These can be made with an electric stand or hand-held mixer. To give the glaze a layered look, apply half to all the cakes and then a couple of minutes later, apply the second half.
Marge Perry & David Bonom
Marge Perry is an author and a teacher. David Bonom is a recipe developer, food writer and restaurant consultant.
Marge Perry writes, teaches, broadcasts and speaks about cooking, food, nutrition and travel. In her capacity as a syndicated food columnist for Newsday, Contributing Editor for Cooking Light and “Ask the Expert” columnist for myrecipes.com; through the articles she writes for The New York Times, Self, Prevention, More, Coastal Living, Relish, and Health; and through her appearances on television and radio, Marge is an accessible and authoritative guide for anyone who cooks, eats and travels. She is also the publisher of her blog, A Sweet and Savory Life.
David Bonom, CCP is a recipe developer, food writer, and restaurant consultant. He is a contributing editor to Cooking Light Magazine and his writing and development clients include Weight Watchers International Publications, Weight Watchers Magazine, Rodale, Self, Health Magazine, Fine Cooking, Coastal Living, Better Homes and Gardens, Prevention Magazine, Lightstyles, Publications International Ltd., USA Poultry and Egg Export Council (USAPEEC), The Peanut Council, California Fig Growers, California Pluot Growers, and the North Carolina Sweet Potato Commission.
These deeply colored, delicious mimosas have a little something special: the pomegranate seeds slowly float up and down, looking like jewels in a ruby colored sea.

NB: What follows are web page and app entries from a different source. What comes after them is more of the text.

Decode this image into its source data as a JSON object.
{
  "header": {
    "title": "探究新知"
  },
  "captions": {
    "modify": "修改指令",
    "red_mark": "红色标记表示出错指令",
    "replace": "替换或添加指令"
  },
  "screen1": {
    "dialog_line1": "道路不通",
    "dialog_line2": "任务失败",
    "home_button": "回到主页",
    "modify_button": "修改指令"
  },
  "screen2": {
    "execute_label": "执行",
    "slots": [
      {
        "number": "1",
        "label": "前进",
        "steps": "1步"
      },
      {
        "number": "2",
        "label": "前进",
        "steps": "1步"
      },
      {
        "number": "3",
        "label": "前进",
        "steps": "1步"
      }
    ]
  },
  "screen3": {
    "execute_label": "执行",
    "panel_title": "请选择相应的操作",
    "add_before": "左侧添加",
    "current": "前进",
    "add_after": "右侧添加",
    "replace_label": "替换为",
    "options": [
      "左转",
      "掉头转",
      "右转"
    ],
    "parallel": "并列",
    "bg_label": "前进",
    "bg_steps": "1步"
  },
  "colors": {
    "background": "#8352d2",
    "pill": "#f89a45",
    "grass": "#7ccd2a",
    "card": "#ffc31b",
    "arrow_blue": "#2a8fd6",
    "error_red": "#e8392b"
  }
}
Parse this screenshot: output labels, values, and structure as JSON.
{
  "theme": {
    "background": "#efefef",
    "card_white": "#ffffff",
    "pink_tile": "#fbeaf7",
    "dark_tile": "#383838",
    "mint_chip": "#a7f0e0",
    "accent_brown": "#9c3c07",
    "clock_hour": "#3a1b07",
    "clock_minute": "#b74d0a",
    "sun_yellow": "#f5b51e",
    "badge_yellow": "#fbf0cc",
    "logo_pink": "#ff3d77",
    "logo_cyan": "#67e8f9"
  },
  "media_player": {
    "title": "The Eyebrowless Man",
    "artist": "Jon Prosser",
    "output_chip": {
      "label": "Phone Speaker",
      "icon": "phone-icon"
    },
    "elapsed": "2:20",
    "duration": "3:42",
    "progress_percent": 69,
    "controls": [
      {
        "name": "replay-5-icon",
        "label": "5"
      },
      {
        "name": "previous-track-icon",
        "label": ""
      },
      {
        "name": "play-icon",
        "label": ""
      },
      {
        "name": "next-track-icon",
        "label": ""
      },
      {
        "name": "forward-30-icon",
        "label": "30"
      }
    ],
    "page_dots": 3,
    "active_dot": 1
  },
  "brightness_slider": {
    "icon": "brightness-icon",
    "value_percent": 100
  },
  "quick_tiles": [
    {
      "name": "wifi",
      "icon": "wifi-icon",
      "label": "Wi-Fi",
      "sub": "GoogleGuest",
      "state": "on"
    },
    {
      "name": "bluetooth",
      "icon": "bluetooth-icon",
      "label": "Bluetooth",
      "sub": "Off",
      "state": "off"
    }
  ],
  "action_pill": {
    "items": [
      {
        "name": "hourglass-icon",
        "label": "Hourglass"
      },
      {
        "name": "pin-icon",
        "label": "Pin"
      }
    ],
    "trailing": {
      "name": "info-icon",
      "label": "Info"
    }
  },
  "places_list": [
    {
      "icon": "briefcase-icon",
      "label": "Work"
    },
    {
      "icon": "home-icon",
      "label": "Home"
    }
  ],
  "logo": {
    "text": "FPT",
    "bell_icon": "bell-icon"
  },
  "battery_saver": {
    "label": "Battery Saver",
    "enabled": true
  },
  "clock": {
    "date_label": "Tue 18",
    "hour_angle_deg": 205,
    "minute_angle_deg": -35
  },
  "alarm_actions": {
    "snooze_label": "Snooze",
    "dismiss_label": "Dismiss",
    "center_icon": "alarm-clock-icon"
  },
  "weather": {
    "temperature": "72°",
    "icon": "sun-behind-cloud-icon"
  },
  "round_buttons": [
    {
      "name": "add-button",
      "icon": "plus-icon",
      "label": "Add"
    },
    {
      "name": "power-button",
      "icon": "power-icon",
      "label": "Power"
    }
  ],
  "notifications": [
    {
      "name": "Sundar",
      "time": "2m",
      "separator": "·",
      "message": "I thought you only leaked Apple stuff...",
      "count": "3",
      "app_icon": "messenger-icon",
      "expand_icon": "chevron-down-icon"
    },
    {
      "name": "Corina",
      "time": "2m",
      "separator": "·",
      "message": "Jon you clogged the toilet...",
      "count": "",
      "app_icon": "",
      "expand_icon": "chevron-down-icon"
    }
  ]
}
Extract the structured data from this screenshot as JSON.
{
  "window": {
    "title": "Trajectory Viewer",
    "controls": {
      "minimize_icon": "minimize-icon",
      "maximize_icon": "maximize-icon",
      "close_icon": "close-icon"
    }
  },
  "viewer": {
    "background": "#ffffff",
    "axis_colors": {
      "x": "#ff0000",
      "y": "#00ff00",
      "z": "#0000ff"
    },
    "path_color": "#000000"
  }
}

The Big Apple’s always been about creative mash-ups, especially when it comes to food: after all, it’s New York City. The Cuban Reuben offers some uptown-downtown inspiration for your own kitchen creativity by giving two classic food traditions a spin. Pork tenderloin gets a juicy kick from a citrus and garlic marinade, then deli-thin slices are layered with Swiss and tangy sauerkraut.
Pre-made dumpling wrappers make short work of these ravioli, which are a luscious savory-sweet treat ideally suited for autumn entertaining. Be sure to use pumpkin puree and not canned pumpkin pie filling.
Phyllo is wonderfully forgiving and easy to work with—as long as it remains supple. As you work, keep the stack of dough covered with a damp cloth or paper towel to prevent it from drying out.
If you have never worked with phyllo dough, you are in for a great treat. It looks like it would be complicated, fussy and difficult—and is, in fact, quite easy. Phyllo is forgiving: it if tears, no worries—you can often simply place it down and continue using it. And best of all, phyllo dough always looks impressive and tastes wonderfully flaky and crisp.
Piquant lemon ginger tea lends this brine special flavor—resulting in tender, moist and very flavorful fried chicken
No one will believe your secret ingredient in this pungent, fruity barbecue sauce is tea! The sauce may be made several days in advance and kept refrigerated until you’re ready to use it.
The famous New York delis serve warm pastrami – a combination of lean and fatty – on seeded rye with mustard. In Los Angeles, the most best known classic delis add Cole slaw and Swiss. We’ll happily chow down on either one!
This regional favorite will taste like home to some folks—and like an exotic treat for others.
Make these ahead for your next gathering: prepare the filling and keep it in a covered container in the refrigerator for up to 2 days. Cook the mushroom caops the day of your party and fill them in the afternoon.
Cajun spice blend, sold in most grocery stores along side the dried herbs and spices, makes short work of creating this robust dish.